- [Task objective]: Compute how many lines in the entries below include the string "title". Only the number is wanted.

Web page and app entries
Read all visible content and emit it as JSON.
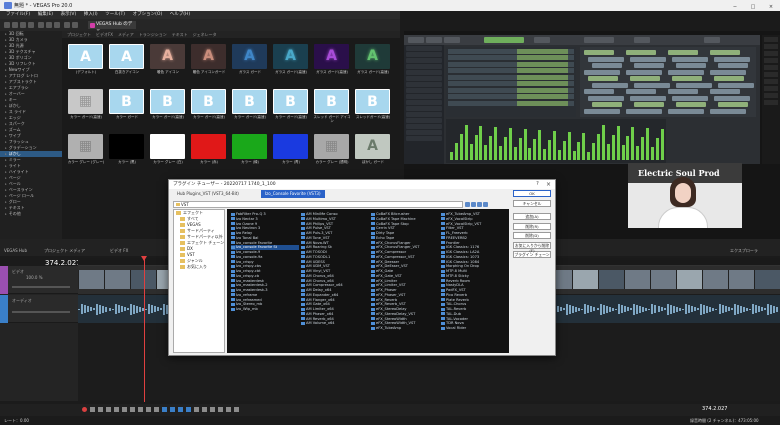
{
  "window": {
    "title": "無題 * - VEGAS Pro 20.0"
  },
  "menu": [
    "ファイル(F)",
    "編集(E)",
    "表示(V)",
    "挿入(I)",
    "ツール(T)",
    "オプション(O)",
    "ヘルプ(H)"
  ],
  "toolbar": {
    "vegas_hub": "VEGAS Hub のデモ"
  },
  "media_tabs": [
    "プロジェクト",
    "ビデオFX",
    "メディア",
    "トランジション",
    "テキスト",
    "ジェネレータ"
  ],
  "effects_tree": [
    "3D 回転",
    "3D カメラ",
    "3D 光源",
    "3D テクスチャ",
    "3D ポリゴン",
    "3D リフレクト",
    "Newワイプ",
    "アナログ レトロ",
    "アブストラクト",
    "エアブラシ",
    "オーバー",
    "キー",
    "ぼかし",
    "ス ライド",
    "エッジ",
    "スパーク",
    "ズーム",
    "ワイプ",
    "フラッシュ",
    "グラデーション",
    "ぼかし",
    "ミラー",
    "ライト",
    "ハイライト",
    "ページ",
    "ベール",
    "ベースライン",
    "ページ ロール",
    "グロー",
    "テキスト",
    "その他"
  ],
  "effects_tree_selected": 20,
  "thumbnails": [
    {
      "label": "(デフォルト)",
      "bg": "#a8d7ee",
      "fg": "#ffffff",
      "glyph": "A"
    },
    {
      "label": "白抜きアイコン",
      "bg": "#a8d7ee",
      "fg": "#ffffff",
      "glyph": "A"
    },
    {
      "label": "暖色 アイコン",
      "bg": "#4a3a38",
      "fg": "#e7b09e",
      "glyph": "A"
    },
    {
      "label": "暖色 アイコンガード",
      "bg": "#3d2d2c",
      "fg": "#c98d7c",
      "glyph": "A"
    },
    {
      "label": "ガラス ガード",
      "bg": "#1f3a5a",
      "fg": "#3f86c7",
      "glyph": "A"
    },
    {
      "label": "ガラス ガード(高速)",
      "bg": "#1a3f4f",
      "fg": "#49a8c8",
      "glyph": "A"
    },
    {
      "label": "ガラス ガード(高速)",
      "bg": "#2a0f4a",
      "fg": "#a84cd8",
      "glyph": "A"
    },
    {
      "label": "ガラス ガード(高速)",
      "bg": "#1f3a38",
      "fg": "#63c26f",
      "glyph": "A"
    },
    {
      "label": "カラー ガード(高速)",
      "bg": "#c8c8c8",
      "fg": "#999999",
      "glyph": "▦"
    },
    {
      "label": "カラー ガード",
      "bg": "#a8d7ee",
      "fg": "#ffffff",
      "glyph": "B"
    },
    {
      "label": "カラー ガード(高速)",
      "bg": "#a8d7ee",
      "fg": "#ffffff",
      "glyph": "B"
    },
    {
      "label": "カラー ガード(高速)",
      "bg": "#a8d7ee",
      "fg": "#ffffff",
      "glyph": "B"
    },
    {
      "label": "カラー ガード(高速)",
      "bg": "#a8d7ee",
      "fg": "#ffffff",
      "glyph": "B"
    },
    {
      "label": "カラー ガード(高速)",
      "bg": "#a8d7ee",
      "fg": "#ffffff",
      "glyph": "B"
    },
    {
      "label": "スレッド ガード アイコン",
      "bg": "#a8d7ee",
      "fg": "#ffffff",
      "glyph": "B"
    },
    {
      "label": "スレッドガード(高速)",
      "bg": "#a8d7ee",
      "fg": "#ffffff",
      "glyph": "B"
    },
    {
      "label": "カラー グレー (グレー)",
      "bg": "#b0b0b0",
      "fg": "#888888",
      "glyph": "▦"
    },
    {
      "label": "カラー (黒)",
      "bg": "#000000",
      "fg": "#000000",
      "glyph": ""
    },
    {
      "label": "カラー グレー (白)",
      "bg": "#ffffff",
      "fg": "#ffffff",
      "glyph": ""
    },
    {
      "label": "カラー (赤)",
      "bg": "#e01818",
      "fg": "#e01818",
      "glyph": ""
    },
    {
      "label": "カラー (緑)",
      "bg": "#1aa81a",
      "fg": "#1aa81a",
      "glyph": ""
    },
    {
      "label": "カラー (青)",
      "bg": "#1a3ae0",
      "fg": "#1a3ae0",
      "glyph": ""
    },
    {
      "label": "カラー グレー (透明)",
      "bg": "#a8a8a8",
      "fg": "#888888",
      "glyph": "▦"
    },
    {
      "label": "ぼかし ガード",
      "bg": "#c0c8c0",
      "fg": "#6a7a6a",
      "glyph": "A"
    }
  ],
  "preview": {
    "banner": "Electric Soul Prod"
  },
  "time_panel": {
    "frame_label": "フレーム：",
    "frame_value": "22,379",
    "size_label": "表示：",
    "size_value": "1080x1920x32"
  },
  "midbar": {
    "left_text": "VEGAS Hub",
    "tab2": "プロジェクト メディア",
    "tab3": "ビデオ FX",
    "right": "エクスプローラ"
  },
  "timeline": {
    "timecode": "374.2.027",
    "track1": "ビデオ",
    "track2": "オーディオ",
    "level": "100.0 %"
  },
  "status": {
    "left": "レート：0.00",
    "right_time": "374.2.027",
    "right_rec": "録音時間 (2 チャンネル)：473:05:00"
  },
  "dialog": {
    "title": "プラグイン チューザー - 20220717 1740_1_100",
    "tabs": [
      "Hub Plugins_VST (VST3_64-Bit)",
      "Izo_Console Favorite (VST3)"
    ],
    "active_tab": 1,
    "path": "VST",
    "tree": [
      "エフェクト",
      "すべて",
      "VEGAS",
      "サードパーティ",
      "サードパーティ以外",
      "エフェクト チェーン",
      "DX",
      "VST",
      "ジャンル",
      "お気に入り"
    ],
    "buttons": [
      "OK",
      "キャンセル",
      "追加(A)",
      "削除(R)",
      "削除(D)",
      "お気に入りから削除(F)",
      "プラグイン チェーン"
    ],
    "columns": [
      [
        "FabFilter Pro-Q 3",
        "Izo Nectar 3",
        "Izo Ozone 9",
        "Izo Neutron 3",
        "Izo Relay",
        "Izo Tonal Bal",
        "Izo_console Favorite",
        "Izo_console Favorite St",
        "Izo_console-9",
        "Izo_console-9a",
        "Izo_crispy",
        "Izo_crispy-cbs",
        "Izo_crispy-cbt",
        "Izo_crispy-cb",
        "Izo_masterdesk",
        "Izo_masterdesk-2",
        "Izo_masterdesk-3",
        "Izo_reframe",
        "Izo_refreamed",
        "Izo_Stereo_mb",
        "Izo_Wtp_mb"
      ],
      [
        "AM MiniMe Conso",
        "AM Multimo_VST",
        "AM Philips_VST",
        "AM Pulse_VST",
        "AM Puls-3_VST",
        "AM Tone_VST",
        "AM Nova.WT",
        "AM Roaring Sk",
        "AM TOSODI",
        "AM TOSODI-1",
        "AM UDESS",
        "AM UDM_VST",
        "AM Vinyl_VST",
        "AM Chorus_x64",
        "AM Chorus_x64",
        "AM Compressor_x64",
        "AM Delay_x64",
        "AM Expander_x64",
        "AM Flanger_x64",
        "AM Gate_x64",
        "AM Limiter_x64",
        "AM Phaser_x64",
        "AM Reverb_x64",
        "AM Volume_x64"
      ],
      [
        "CoBaFX Bitcrusher",
        "CoBaFX Tape Machine",
        "CoBaFX Tape Stop",
        "Cerrin VST",
        "Dirty Tape",
        "Echo Tape",
        "eFX_ChorusFlanger",
        "eFX_ChorusFlanger_VST",
        "eFX_Compressor",
        "eFX_Compressor_VST",
        "eFX_Deesser",
        "eFX_DeEsser_VST",
        "eFX_Gate",
        "eFX_Gate_VST",
        "eFX_Limiter",
        "eFX_Limiter_VST",
        "eFX_Phaser",
        "eFX_Phaser_VST",
        "eFX_Reverb",
        "eFX_Reverb_VST",
        "eFX_StereoDelay",
        "eFX_StereoDelay_VST",
        "eFX_StereoWidth",
        "eFX_StereoWidth_VST",
        "eFX_TubeAmp"
      ],
      [
        "eFX_TubeAmp_VST",
        "eFX_VocalStrip",
        "eFX_VocalStrip_VST",
        "Filter_VST",
        "FL_Freeverb",
        "FREEVERB2",
        "Frontier",
        "IGK Classics: 1176",
        "IGK Classics: LA2A",
        "IGK Classics: 1073",
        "IGK Classics: 1084",
        "Morphing On Drop",
        "MTP-8 Multi",
        "MTP-8 Sticky",
        "Reverb Room",
        "NastyDLA",
        "PadFX_VST",
        "Pico Reverb",
        "Plate Reverb",
        "TAL-Chorus",
        "TAL-Reverb",
        "TAL-Dub",
        "TAL-Vocoder",
        "TDR Nova",
        "Vocal Rider"
      ]
    ],
    "selected_item": "Izo_console Favorite St"
  },
  "colors": {
    "accent": "#2a62c8",
    "playhead": "#e04040",
    "hub": "#d23ea8"
  }
}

- [Result of the exercise]: 2